I do wish the quests were more integrated into the primary progression. While they aren’t necessary to advance, completing them does come with rewards. But sometimes the reward is lousy, like a potion, which is an item I rarely used. Other times, it’s better, such as when you earn a CollectaCard that showcases a key Final Fantasy moment in a trading card style. Regardless, because these extra challenges are optional, I rarely felt compelled to give each more than a couple of tries. If I failed a song enough, I’d just move on because there’s no penalty for doing so. Completing the song is all that’s required to advance.
One of my favorite aspects of Final Bar Line is unlocking special Event Music Stages, which allow you to play through songs while cinematics from the game play behind the notes. It’s a nice touch and adds a premium level of quality to the game’s nostalgia factor. The in-game Museum also helps out on that front, as you can view your CollectaCards anytime. Looking at promotional art I forgot existed for some Final Fantasy games was an especially nice treat, but other cards give a better look at in-game characters or enemies in their chibi design. It’s a great addition for players looking to 100 percent the game and speaks to the Final Bar Line’s celebratory nature well.

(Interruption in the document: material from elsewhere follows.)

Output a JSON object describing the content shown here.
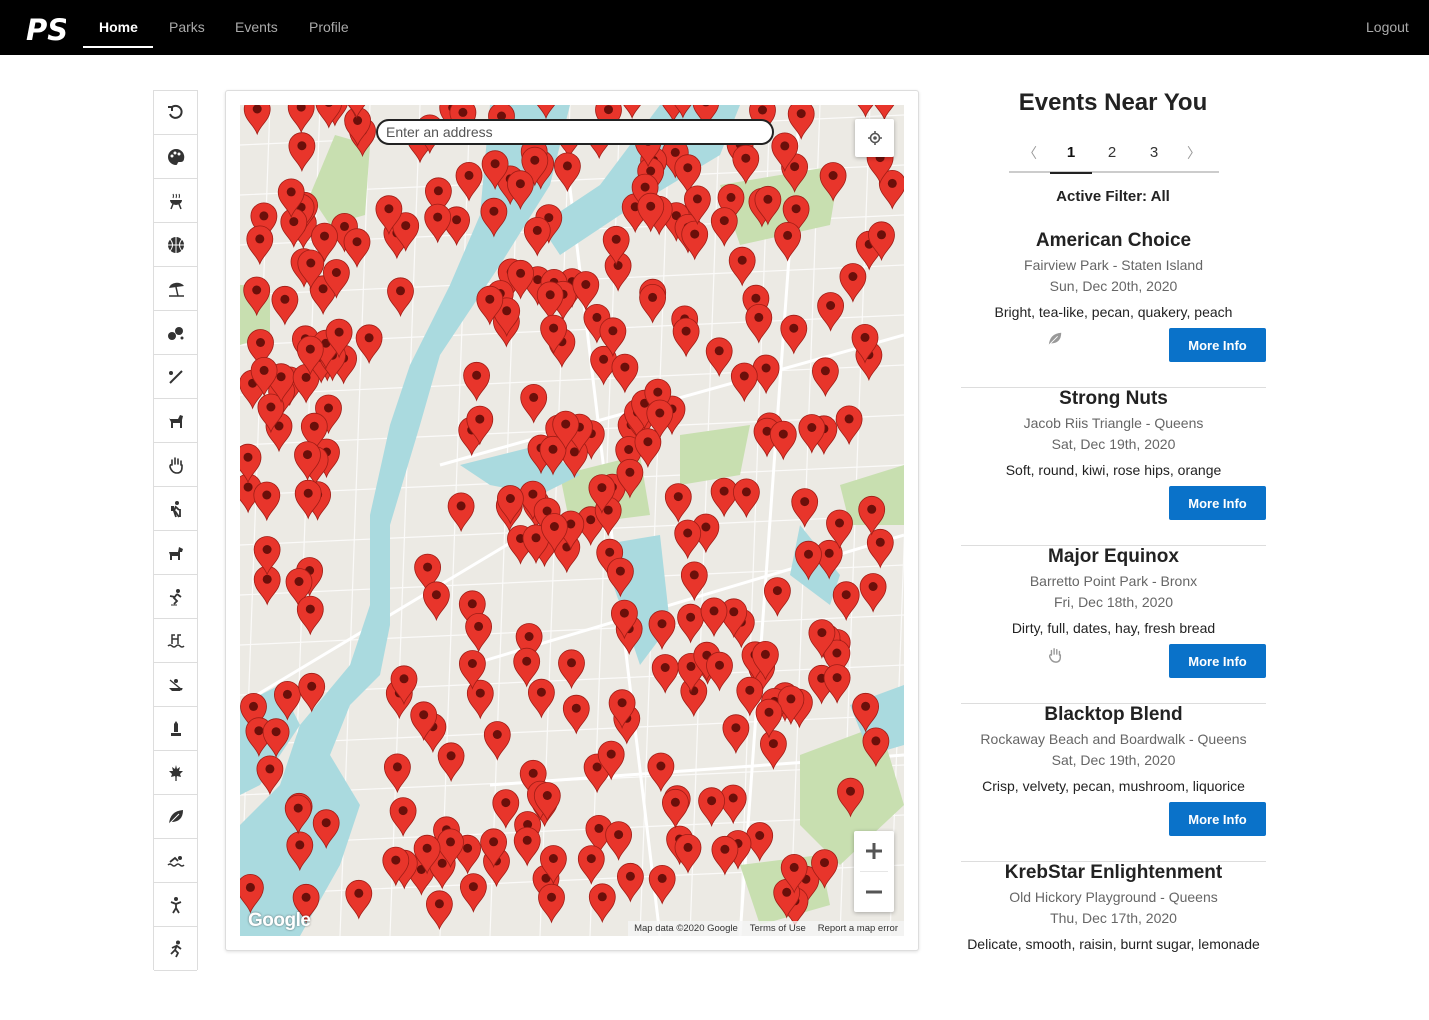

Outside of the game’s single-player offerings, there are Multi Battles. Here, you can compete with up to three other players, and I enjoyed how this switches up the gameplay. The success of other players triggers effects on your screen, like a “Fat Chocobo” rush that sends a fleet of large Chocobo to your screen, obscuring incoming notes. Others remove the UI that tells you how well you hit a note, which has a surprisingly negative effect on how I perform. And the most challenging effect sent by an opponent adds fake notes to my scroll. It’s an exciting and stressful way to play through my favorite Theatrhythm songs and a sure way to extend my playtime with the game. The same goes for the Endless World stage, which lets you play track after track until you no longer have HP.
Final Bar Line does little to propel you forward through any of this, though. There’s barely a semblance of a story, and I rolled credits without even realizing I was near the end – I had only completed roughly a third of the 385 tracks. You can earn new Summons, which automatically play during a stage based on your rhythmic action, from other players in Multi Battles, and you can go for high scores by replaying songs, but Final Bar Line doesn’t emphasize why you should be doing this.
Despite that lack of propelling factor, I’m still completely engrossed in this game, playing it during any 15 free minutes I can find throughout my day. Though I’ve technically completed the game, I want to SSS rank all of my favorite songs, dig deeper into the libraries from Final Fantasy games I’m less familiar with, and show off my rhythm prowess against other players. This is a fantastic rhythm game set to the tune of arguably the greatest music catalog in all of games. While I would have liked more guidance in how to proceed, the musical content on offer is so diverse, so nostalgic, and so well done, that I have no problem composing my own fun.